> _What the exercise asks_: From the listing below, select every line where the word "Output" appears.
***
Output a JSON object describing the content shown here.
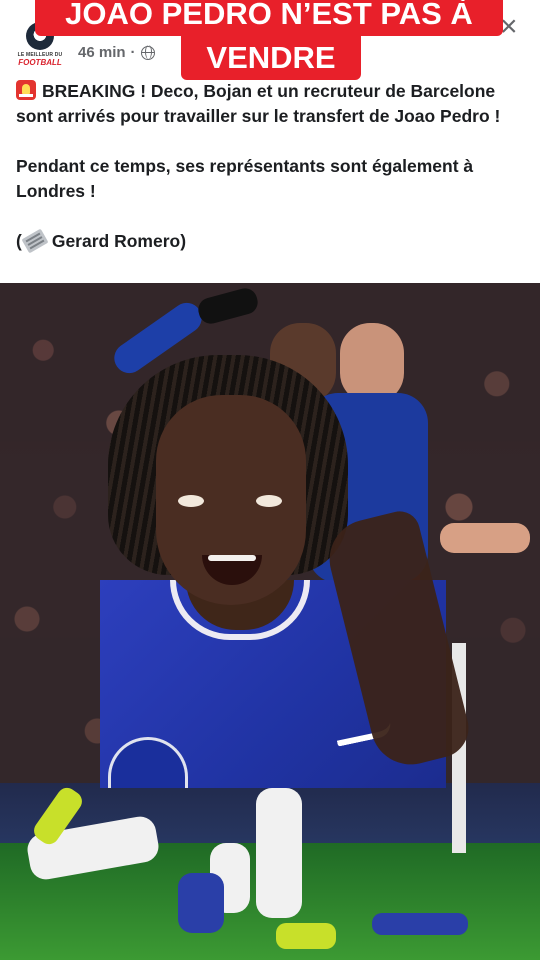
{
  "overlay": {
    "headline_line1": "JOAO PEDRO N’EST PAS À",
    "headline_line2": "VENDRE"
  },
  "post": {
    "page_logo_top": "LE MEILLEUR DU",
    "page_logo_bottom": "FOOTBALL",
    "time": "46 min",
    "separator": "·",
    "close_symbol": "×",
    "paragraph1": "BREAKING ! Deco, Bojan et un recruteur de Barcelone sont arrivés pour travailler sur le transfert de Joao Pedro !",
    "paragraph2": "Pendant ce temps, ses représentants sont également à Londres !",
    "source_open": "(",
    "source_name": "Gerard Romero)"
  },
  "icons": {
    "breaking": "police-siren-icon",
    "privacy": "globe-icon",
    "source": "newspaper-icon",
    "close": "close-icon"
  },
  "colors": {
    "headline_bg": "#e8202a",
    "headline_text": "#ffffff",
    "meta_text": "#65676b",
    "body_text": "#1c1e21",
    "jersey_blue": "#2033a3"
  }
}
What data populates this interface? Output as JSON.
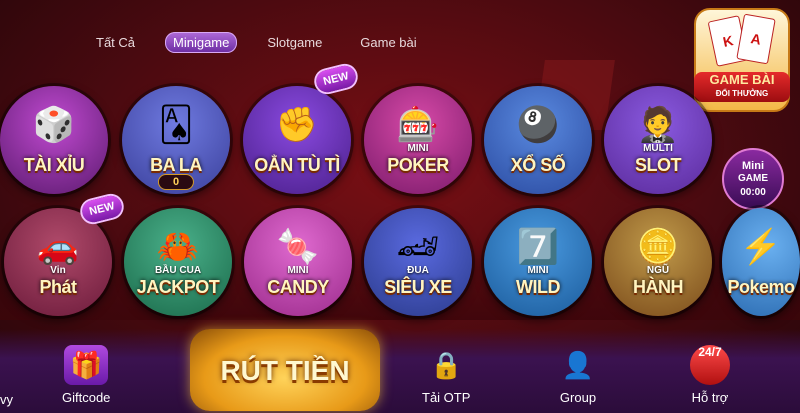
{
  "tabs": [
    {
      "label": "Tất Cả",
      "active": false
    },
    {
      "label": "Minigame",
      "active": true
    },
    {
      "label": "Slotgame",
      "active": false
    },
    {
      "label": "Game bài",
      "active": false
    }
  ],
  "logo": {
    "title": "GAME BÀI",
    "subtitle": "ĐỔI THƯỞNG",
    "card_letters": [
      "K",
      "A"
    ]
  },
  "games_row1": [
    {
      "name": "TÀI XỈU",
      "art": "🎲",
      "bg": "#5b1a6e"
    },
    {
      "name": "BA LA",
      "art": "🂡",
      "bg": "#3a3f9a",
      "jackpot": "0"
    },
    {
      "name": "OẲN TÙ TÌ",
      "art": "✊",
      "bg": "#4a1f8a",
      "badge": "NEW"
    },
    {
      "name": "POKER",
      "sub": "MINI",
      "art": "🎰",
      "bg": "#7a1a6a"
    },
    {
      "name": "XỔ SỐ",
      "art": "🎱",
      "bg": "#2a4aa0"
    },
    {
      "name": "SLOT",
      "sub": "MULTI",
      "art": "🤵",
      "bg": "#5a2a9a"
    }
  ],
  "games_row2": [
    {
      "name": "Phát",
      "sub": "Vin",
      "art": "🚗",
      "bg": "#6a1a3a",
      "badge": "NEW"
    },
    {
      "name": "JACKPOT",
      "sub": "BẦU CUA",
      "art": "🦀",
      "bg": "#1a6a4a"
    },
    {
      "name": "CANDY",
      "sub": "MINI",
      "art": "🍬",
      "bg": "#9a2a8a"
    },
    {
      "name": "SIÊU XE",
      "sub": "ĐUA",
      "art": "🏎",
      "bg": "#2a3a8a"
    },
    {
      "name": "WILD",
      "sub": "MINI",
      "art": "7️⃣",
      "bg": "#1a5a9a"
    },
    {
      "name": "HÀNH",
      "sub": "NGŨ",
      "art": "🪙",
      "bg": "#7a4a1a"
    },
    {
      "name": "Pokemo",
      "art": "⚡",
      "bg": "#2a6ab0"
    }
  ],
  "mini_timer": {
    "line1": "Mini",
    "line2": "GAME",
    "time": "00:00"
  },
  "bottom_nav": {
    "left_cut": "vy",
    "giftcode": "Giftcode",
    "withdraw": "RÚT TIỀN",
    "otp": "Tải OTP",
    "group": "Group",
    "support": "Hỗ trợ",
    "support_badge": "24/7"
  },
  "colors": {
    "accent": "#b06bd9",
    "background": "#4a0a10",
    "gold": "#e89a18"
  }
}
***
> _Result of the task_:
Output a JSON object describing the content shown here.
What data populates this interface? Output as JSON.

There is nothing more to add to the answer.